We arrive at our motel, the one at I-70 and Federal Blvd., and I go stand in line, 4th to be waited on. Not comfy, but I get the need for it. Once at the counter I'm prepared with the necessary cards and confirmation number. Only thing is, the dufus who took the reservation forgot to check the box that says handicap accessible.

Well, let's try to adapt: 1st floor?

Full.

But the totally understanding clerk at the desk offers us a room on the 3rd floor. No elevators, of course. She seemed completely surprised when I flatly refused with one word: "Impossible!"

She did offer to check the other two in the chain in Denver, so I waited a bit more. Nope, full up. Something about a big soccer event in town. How much were we willing to spend? She could locate us a room near the airport (fyi an hour back on the rush hour choked freeways we'd already traveled to reach this motel) for a mere $600. Dogs might be extra, of course. I walked out, as coolly as I could under the circumstances.

Hey guys, take a hint: if we're traveling using Motel 6, by what stretch of your idiot imagination might we be willing to consider a $600 room?

We sat in a parking lot on the phone with a Motel 6 national reservation number. They tried to be helpful. For about an hour. We decided we were in shape to keep heading up the road, winding up in Greeley at a Days Inn. The gal on the Motel 6 line claimed she found us - and per her manager's authorization, reserved us - a room there. I asked for the Days Inn phone number so I could call and 1: verify the reservation vs. our needs, and 2: get directions once in town. After about 5 delays and diversions, she finally gave up the number.

We thanked her for all her time and effort.

Might have saved our breath.

Our first chance to stop off the freeway north and call this motel, we got several bits of information. Yes, they had a handicap accessible room. No, they had never in fact been contacted by anybody to make us a reservation. Dogs were OK, at a minor fee of $25, that's per pooch, and the total fee was 3x what we would have paid for the Motel 6 room had they been paying proper attention. Oh, and here were the directions....

The room offered us was lovely, the one the manager reserves for herself when she's not in town. Third floor but with an elevator. Gorgeous sunset view over Rocky Mountain National Park on the horizon. Kitchen facilities with center island and pass-through between that and the hanging cupboards.

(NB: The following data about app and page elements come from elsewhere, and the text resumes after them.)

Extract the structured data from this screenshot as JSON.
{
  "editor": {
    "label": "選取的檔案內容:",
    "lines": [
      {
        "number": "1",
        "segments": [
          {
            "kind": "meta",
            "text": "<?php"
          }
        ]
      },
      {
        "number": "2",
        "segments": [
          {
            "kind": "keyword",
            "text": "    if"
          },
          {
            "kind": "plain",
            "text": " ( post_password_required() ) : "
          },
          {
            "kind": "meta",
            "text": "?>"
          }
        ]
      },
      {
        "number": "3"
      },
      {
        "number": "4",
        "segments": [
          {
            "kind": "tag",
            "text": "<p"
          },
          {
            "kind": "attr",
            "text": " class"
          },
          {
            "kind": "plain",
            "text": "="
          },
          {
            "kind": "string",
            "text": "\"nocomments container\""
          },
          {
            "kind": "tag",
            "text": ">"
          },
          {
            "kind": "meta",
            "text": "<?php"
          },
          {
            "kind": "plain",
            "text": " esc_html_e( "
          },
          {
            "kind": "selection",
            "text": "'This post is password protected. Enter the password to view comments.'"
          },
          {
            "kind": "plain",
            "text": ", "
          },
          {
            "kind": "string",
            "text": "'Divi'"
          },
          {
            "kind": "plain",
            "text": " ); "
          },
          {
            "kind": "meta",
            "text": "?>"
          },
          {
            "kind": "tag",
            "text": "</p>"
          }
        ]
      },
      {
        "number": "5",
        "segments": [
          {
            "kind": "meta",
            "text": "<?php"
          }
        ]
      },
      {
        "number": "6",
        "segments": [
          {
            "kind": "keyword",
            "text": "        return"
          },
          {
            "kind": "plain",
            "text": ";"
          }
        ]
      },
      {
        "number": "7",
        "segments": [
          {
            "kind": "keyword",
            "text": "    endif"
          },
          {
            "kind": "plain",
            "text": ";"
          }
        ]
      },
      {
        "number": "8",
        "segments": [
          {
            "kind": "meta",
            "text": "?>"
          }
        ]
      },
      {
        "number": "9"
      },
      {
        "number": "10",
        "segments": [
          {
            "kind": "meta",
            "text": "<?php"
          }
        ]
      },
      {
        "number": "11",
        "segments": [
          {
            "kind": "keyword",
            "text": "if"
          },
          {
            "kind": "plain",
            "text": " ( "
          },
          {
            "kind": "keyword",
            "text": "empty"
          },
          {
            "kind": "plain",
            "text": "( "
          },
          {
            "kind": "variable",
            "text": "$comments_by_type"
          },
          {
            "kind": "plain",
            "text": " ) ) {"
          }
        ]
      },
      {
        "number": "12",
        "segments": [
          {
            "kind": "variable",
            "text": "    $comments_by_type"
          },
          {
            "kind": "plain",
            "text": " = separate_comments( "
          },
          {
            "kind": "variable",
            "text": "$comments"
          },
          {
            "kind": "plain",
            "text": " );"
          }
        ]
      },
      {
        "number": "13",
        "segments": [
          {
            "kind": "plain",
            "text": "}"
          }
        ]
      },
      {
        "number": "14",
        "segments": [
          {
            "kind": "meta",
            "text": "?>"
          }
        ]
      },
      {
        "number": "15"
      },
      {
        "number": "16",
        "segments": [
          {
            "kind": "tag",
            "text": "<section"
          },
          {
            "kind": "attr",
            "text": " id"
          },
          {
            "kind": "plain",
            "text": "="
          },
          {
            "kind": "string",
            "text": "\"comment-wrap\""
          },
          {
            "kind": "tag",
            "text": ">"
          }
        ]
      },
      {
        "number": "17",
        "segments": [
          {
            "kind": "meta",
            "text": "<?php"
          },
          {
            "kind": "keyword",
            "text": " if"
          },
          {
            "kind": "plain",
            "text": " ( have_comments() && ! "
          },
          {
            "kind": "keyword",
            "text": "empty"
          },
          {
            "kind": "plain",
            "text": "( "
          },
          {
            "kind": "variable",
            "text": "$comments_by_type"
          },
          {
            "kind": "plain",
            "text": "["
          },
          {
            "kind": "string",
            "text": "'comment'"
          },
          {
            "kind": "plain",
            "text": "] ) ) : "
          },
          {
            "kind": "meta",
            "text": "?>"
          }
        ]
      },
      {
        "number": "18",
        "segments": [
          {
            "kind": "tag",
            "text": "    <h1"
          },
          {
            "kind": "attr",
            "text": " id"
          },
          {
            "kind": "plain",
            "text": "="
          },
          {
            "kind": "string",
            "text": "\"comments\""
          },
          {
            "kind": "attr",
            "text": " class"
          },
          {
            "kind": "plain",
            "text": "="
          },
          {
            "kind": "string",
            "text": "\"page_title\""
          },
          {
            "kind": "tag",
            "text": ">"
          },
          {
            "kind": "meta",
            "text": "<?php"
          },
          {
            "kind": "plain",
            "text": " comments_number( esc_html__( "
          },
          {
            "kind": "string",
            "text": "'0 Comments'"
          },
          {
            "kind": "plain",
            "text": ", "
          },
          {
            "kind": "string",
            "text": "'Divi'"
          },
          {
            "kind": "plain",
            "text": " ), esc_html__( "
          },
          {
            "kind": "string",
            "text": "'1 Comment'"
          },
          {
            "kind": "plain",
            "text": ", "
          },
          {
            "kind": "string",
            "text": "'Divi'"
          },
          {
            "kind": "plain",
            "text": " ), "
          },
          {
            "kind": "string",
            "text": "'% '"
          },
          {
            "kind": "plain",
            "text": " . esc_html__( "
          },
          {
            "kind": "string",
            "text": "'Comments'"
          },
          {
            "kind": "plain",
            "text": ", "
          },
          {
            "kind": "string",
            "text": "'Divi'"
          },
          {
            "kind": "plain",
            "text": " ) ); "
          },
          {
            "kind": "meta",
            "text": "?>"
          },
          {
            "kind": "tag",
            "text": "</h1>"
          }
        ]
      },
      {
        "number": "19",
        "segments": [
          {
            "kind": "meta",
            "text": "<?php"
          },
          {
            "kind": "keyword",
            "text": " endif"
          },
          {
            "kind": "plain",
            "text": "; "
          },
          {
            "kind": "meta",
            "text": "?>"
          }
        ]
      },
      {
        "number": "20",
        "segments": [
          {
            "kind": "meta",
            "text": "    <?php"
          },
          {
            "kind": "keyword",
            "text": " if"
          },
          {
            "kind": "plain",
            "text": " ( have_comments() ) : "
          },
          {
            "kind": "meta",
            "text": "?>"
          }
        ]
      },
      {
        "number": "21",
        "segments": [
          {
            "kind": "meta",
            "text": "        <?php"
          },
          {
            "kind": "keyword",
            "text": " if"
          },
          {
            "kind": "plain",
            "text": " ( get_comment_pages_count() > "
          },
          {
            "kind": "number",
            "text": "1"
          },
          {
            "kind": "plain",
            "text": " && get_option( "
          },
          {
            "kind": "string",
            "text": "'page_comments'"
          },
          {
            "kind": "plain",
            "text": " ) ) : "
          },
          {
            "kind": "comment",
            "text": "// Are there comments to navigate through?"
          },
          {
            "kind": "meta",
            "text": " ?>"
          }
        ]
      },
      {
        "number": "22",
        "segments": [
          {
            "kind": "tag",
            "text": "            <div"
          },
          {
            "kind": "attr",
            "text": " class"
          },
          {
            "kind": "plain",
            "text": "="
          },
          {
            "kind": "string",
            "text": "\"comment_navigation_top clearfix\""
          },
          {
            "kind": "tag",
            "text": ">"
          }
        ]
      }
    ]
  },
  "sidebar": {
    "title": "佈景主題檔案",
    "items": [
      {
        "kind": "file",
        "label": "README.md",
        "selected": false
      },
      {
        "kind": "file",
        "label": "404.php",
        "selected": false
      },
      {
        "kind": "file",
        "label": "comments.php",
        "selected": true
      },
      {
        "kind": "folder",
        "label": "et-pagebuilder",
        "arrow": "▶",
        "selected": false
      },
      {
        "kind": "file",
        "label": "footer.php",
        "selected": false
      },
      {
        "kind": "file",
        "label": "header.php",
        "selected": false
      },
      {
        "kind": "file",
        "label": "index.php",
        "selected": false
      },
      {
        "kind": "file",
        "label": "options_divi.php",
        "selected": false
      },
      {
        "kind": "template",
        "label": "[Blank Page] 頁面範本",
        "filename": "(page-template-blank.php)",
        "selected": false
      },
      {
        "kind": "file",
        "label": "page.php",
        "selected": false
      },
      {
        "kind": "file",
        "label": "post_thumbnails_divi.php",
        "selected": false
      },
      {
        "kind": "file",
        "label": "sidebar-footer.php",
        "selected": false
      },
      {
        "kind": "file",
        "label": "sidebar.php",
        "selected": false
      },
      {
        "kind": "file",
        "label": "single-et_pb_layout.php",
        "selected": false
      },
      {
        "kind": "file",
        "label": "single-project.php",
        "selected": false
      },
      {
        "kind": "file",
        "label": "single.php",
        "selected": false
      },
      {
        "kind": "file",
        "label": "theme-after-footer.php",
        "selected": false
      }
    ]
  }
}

Padded bench in the bow window with that fabulous view. Sofa and coffee table for the late night reader who can't quite sleep. Had we chosen the expense, it would have been well worth it.

There was a semi-decent breakfast the next morning, including eggs and sausage. Hot would have been a nice touch, but they were no colder, really, than the Cheerios.

And we had miles to go.